[Component data from apps and pages]
= Beginning of Section =
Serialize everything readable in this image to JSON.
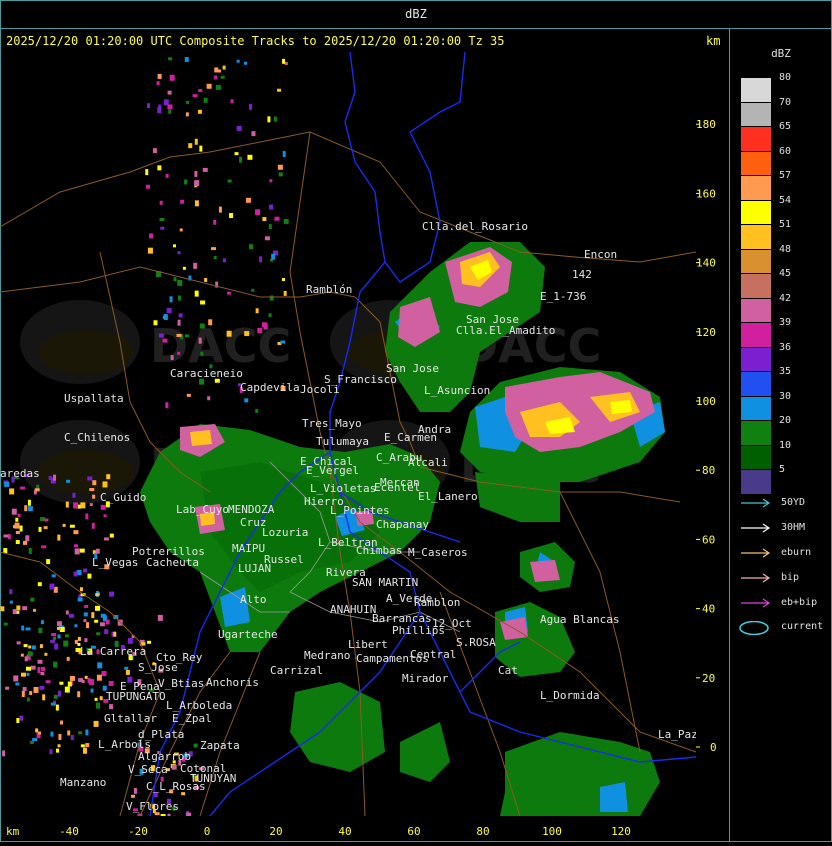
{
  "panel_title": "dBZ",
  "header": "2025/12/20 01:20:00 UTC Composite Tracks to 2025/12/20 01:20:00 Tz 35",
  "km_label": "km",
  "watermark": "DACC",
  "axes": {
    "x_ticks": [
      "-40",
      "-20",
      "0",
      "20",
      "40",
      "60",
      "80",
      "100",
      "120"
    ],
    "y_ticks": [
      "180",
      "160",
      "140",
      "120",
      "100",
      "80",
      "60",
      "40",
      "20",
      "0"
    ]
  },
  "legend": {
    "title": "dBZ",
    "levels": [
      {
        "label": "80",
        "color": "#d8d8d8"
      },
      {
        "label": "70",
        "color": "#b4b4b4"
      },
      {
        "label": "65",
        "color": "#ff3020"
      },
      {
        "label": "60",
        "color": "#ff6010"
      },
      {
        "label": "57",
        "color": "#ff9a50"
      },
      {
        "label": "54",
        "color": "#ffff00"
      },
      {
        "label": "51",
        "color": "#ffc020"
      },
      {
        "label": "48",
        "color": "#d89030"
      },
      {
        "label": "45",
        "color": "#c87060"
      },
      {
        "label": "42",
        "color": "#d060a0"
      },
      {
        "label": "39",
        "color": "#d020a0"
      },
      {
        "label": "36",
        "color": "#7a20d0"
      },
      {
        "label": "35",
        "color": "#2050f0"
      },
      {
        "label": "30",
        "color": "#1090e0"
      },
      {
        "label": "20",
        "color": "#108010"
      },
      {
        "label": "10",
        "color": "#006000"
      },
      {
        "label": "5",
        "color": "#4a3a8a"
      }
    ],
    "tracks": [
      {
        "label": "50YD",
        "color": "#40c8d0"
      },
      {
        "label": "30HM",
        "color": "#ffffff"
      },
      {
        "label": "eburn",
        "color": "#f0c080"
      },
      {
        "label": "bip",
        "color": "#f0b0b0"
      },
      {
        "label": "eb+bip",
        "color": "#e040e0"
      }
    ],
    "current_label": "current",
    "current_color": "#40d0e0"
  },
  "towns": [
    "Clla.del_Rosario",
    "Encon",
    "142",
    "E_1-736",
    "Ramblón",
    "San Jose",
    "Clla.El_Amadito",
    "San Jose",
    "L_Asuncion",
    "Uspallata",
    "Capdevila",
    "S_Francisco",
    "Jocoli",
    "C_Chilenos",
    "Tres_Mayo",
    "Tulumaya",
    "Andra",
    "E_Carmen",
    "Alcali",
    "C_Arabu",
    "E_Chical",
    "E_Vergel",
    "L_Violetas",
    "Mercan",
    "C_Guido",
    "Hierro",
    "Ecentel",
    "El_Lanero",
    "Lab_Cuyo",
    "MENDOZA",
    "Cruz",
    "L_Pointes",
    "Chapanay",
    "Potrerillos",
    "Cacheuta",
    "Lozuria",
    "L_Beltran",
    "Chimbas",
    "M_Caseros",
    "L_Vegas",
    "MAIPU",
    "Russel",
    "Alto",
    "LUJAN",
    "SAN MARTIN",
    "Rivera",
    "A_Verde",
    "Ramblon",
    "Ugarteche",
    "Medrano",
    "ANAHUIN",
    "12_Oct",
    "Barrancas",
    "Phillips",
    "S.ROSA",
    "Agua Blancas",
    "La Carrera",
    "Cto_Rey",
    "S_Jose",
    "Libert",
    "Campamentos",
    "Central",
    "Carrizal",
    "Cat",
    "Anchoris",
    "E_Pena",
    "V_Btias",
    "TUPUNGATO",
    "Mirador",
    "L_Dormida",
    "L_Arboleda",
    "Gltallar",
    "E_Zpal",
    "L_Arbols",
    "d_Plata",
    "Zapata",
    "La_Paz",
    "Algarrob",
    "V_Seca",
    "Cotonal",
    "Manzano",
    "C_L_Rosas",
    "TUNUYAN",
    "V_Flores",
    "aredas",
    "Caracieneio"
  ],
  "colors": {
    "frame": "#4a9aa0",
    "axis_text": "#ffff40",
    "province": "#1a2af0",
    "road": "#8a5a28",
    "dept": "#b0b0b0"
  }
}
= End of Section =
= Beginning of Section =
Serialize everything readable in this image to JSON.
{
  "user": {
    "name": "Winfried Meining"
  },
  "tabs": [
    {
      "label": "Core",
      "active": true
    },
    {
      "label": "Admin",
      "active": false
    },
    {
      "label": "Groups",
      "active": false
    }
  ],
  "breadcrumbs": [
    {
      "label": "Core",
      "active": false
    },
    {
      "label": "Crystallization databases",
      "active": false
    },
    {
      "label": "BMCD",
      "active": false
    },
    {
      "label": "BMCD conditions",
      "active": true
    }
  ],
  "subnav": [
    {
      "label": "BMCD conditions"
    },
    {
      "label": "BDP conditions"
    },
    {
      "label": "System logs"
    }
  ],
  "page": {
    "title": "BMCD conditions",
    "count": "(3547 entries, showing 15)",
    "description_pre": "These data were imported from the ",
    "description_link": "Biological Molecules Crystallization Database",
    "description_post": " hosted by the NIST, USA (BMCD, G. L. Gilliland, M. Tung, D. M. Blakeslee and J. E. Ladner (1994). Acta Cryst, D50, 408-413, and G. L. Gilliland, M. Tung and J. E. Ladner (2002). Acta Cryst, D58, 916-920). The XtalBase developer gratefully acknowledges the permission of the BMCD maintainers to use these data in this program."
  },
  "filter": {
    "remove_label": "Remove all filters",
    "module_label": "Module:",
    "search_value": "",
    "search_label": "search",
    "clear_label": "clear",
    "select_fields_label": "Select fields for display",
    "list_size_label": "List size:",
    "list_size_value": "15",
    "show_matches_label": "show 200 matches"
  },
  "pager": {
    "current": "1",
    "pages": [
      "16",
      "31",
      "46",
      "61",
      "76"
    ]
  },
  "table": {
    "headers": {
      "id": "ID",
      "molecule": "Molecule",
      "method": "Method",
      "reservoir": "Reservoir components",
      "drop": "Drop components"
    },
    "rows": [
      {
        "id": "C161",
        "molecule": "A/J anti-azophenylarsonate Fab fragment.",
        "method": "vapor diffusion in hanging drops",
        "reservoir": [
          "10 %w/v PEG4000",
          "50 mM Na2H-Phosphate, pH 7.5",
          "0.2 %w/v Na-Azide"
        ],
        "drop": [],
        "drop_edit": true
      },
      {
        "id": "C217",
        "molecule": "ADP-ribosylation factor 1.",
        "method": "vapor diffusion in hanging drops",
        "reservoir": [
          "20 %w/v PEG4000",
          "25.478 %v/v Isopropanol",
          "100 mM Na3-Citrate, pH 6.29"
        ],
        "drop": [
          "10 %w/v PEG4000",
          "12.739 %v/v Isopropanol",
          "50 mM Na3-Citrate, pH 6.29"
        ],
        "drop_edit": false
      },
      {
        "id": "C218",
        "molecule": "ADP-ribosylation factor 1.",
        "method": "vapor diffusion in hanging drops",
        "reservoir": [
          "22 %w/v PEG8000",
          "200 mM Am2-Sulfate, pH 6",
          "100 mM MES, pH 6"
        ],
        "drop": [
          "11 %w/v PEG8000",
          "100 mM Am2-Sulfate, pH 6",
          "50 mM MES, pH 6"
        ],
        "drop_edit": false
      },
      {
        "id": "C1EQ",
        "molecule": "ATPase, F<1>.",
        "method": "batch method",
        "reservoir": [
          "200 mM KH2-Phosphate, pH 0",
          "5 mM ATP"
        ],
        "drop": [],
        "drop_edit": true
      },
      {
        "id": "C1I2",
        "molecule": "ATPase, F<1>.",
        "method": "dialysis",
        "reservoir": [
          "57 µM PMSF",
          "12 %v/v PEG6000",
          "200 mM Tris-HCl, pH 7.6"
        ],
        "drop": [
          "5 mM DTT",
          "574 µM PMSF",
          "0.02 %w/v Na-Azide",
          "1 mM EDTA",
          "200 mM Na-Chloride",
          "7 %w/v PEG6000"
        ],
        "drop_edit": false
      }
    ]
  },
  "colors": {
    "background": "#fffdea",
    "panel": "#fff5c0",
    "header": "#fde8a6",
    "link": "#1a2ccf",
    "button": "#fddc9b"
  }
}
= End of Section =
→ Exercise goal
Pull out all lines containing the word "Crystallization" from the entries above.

→ Answer box
      "label": "Crystallization databases",
    "description_link": "Biological Molecules Crystallization Database",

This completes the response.